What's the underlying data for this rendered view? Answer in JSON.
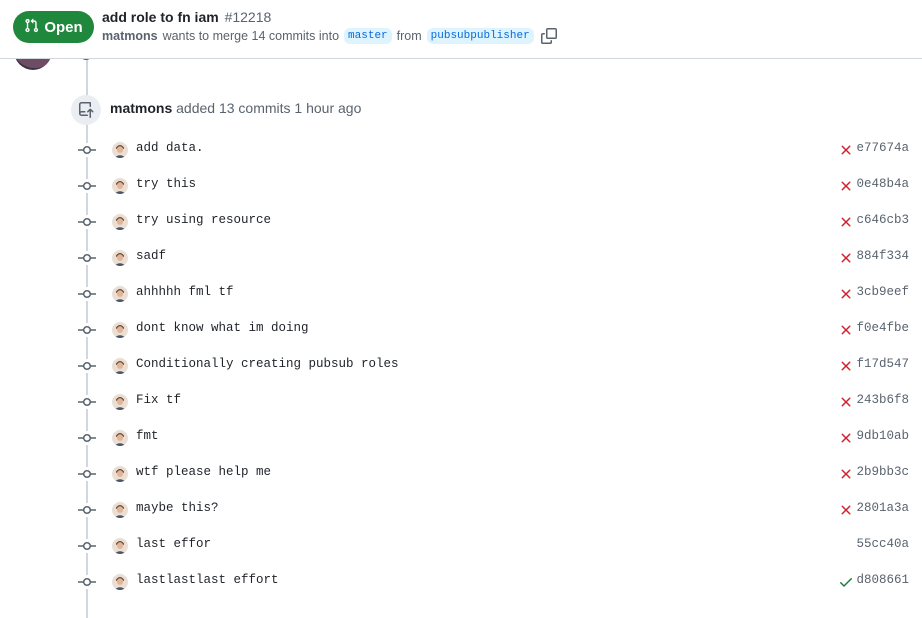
{
  "header": {
    "state_label": "Open",
    "state_icon": "git-pull-request-icon",
    "state_color": "#1f883d",
    "title": "add role to fn iam",
    "number": "#12218",
    "author": "matmons",
    "merge_text": "wants to merge 14 commits into",
    "base_branch": "master",
    "from_text": "from",
    "head_branch": "pubsubpublisher",
    "copy_icon": "copy-icon"
  },
  "event": {
    "icon": "repo-push-icon",
    "author": "matmons",
    "text": "added 13 commits 1 hour ago"
  },
  "colors": {
    "fail": "#cf222e",
    "success": "#1a7f37",
    "link": "#0969da"
  },
  "commits": [
    {
      "message": "add data.",
      "sha": "e77674a",
      "status": "failure",
      "status_icon": "x-icon"
    },
    {
      "message": "try this",
      "sha": "0e48b4a",
      "status": "failure",
      "status_icon": "x-icon"
    },
    {
      "message": "try using resource",
      "sha": "c646cb3",
      "status": "failure",
      "status_icon": "x-icon"
    },
    {
      "message": "sadf",
      "sha": "884f334",
      "status": "failure",
      "status_icon": "x-icon"
    },
    {
      "message": "ahhhhh fml tf",
      "sha": "3cb9eef",
      "status": "failure",
      "status_icon": "x-icon"
    },
    {
      "message": "dont know what im doing",
      "sha": "f0e4fbe",
      "status": "failure",
      "status_icon": "x-icon"
    },
    {
      "message": "Conditionally creating pubsub roles",
      "sha": "f17d547",
      "status": "failure",
      "status_icon": "x-icon"
    },
    {
      "message": "Fix tf",
      "sha": "243b6f8",
      "status": "failure",
      "status_icon": "x-icon"
    },
    {
      "message": "fmt",
      "sha": "9db10ab",
      "status": "failure",
      "status_icon": "x-icon"
    },
    {
      "message": "wtf please help me",
      "sha": "2b9bb3c",
      "status": "failure",
      "status_icon": "x-icon"
    },
    {
      "message": "maybe this?",
      "sha": "2801a3a",
      "status": "failure",
      "status_icon": "x-icon"
    },
    {
      "message": "last effor",
      "sha": "55cc40a",
      "status": "none",
      "status_icon": ""
    },
    {
      "message": "lastlastlast effort",
      "sha": "d808661",
      "status": "success",
      "status_icon": "check-icon"
    }
  ]
}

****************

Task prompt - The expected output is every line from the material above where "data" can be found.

Written response -
What's the underlying data for this rendered view? Answer in JSON.
      "message": "add data.",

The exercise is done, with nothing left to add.